**Instructions to follow**
The answer must be every line of the records below that holds the word "screenshot".

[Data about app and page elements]
--*--

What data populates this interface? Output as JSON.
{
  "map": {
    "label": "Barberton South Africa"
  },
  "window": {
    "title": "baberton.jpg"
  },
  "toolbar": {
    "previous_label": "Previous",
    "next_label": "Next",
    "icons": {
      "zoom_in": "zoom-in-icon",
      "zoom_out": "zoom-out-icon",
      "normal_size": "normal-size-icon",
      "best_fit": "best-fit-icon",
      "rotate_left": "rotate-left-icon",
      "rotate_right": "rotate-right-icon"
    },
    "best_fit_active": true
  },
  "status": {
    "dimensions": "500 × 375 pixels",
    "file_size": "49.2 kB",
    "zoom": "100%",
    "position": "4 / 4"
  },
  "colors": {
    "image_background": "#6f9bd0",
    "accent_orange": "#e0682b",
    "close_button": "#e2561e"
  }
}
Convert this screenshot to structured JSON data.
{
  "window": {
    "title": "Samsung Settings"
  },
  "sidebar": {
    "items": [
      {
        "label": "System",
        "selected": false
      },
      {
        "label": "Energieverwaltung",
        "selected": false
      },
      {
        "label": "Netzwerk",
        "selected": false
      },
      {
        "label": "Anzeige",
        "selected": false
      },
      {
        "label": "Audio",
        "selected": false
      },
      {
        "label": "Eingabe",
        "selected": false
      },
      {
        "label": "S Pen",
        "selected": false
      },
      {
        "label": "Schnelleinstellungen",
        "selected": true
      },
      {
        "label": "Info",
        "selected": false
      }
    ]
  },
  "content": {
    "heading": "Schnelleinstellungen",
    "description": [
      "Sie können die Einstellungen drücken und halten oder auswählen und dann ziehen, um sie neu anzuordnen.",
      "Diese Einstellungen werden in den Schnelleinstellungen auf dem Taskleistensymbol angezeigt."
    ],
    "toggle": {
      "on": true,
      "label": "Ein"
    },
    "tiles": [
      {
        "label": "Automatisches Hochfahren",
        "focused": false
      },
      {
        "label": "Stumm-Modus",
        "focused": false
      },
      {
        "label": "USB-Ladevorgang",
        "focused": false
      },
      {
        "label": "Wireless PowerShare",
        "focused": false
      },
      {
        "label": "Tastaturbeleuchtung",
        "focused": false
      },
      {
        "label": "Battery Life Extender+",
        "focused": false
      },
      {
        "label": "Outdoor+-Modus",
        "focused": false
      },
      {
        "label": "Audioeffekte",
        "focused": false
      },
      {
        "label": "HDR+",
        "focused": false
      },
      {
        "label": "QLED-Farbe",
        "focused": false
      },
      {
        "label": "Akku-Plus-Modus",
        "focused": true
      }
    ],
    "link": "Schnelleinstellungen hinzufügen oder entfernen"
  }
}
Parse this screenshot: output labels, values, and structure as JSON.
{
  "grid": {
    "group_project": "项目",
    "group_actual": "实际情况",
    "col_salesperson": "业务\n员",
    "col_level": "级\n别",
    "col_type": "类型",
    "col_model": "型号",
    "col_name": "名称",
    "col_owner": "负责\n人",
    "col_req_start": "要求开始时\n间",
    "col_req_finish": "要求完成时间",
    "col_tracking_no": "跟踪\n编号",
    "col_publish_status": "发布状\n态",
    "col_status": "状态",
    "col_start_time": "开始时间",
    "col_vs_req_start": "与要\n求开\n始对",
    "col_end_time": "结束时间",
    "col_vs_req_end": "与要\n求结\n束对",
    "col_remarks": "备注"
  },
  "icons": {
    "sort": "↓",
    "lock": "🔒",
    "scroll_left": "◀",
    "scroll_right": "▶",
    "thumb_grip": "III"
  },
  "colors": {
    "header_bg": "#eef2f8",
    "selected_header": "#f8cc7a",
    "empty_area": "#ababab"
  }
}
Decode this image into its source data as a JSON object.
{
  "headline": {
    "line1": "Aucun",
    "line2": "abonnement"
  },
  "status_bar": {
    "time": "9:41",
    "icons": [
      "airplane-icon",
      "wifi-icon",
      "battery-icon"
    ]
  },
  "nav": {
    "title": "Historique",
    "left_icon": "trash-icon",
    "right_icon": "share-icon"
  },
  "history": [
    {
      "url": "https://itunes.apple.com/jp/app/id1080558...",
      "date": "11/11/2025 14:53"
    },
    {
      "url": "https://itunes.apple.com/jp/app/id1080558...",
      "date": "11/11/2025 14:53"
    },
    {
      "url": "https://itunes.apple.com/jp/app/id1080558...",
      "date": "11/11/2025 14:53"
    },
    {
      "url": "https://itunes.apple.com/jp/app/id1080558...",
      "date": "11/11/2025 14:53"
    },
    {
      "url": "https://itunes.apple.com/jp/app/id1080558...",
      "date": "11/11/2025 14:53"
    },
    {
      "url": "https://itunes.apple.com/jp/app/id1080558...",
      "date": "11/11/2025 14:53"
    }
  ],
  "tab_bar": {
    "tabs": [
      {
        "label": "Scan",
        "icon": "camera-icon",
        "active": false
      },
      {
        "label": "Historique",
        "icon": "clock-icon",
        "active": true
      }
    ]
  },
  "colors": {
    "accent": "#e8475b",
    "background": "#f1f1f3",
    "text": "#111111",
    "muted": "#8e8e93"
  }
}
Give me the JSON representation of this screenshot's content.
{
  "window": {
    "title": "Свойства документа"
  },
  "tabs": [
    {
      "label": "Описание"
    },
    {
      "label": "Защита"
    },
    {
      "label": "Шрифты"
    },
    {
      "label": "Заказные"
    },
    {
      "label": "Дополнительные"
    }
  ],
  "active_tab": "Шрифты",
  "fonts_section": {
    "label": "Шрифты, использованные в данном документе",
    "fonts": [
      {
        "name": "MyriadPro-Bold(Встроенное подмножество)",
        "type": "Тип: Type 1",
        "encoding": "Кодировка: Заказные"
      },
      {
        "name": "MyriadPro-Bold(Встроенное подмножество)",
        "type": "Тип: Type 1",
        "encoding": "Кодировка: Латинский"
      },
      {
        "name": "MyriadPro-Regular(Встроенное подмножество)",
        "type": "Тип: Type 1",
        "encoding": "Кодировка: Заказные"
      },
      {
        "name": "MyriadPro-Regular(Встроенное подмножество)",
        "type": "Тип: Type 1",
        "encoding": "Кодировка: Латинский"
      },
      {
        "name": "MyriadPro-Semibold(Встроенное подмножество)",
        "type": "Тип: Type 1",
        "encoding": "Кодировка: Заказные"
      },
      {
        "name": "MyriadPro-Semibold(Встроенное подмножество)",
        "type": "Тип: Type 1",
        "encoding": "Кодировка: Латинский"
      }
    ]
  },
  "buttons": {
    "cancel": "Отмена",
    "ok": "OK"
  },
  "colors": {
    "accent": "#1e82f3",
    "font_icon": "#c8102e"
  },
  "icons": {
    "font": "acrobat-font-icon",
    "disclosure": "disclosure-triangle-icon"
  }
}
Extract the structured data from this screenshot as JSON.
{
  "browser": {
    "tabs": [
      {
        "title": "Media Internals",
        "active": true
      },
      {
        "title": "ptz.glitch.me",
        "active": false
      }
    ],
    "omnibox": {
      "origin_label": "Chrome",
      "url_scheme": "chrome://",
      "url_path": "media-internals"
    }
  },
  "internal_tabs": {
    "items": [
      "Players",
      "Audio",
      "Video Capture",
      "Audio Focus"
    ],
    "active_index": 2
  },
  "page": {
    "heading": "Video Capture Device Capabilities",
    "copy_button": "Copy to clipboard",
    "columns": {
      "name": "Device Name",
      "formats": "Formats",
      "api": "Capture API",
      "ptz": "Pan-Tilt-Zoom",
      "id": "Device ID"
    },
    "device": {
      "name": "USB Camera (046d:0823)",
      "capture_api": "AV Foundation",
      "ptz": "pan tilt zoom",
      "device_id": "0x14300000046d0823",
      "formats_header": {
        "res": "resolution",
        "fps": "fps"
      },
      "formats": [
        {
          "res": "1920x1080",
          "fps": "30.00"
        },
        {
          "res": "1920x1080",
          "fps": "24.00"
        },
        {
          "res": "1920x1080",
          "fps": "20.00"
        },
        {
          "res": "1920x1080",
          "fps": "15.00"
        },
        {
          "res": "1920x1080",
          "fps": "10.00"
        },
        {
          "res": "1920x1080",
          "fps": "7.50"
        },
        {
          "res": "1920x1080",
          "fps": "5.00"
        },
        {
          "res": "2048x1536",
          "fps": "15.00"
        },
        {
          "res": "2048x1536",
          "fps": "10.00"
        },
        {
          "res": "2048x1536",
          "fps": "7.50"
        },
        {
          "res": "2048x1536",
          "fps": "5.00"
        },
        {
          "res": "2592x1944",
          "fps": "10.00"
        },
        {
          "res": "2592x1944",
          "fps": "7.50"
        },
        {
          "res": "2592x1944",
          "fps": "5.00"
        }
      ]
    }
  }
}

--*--

**Response**
Convert this screenshot to structured JSON data.
Parse this screenshot: output labels, values, and structure as JSON.
Give me the JSON representation of this screenshot's content.
Extract the structured data from this screenshot as JSON.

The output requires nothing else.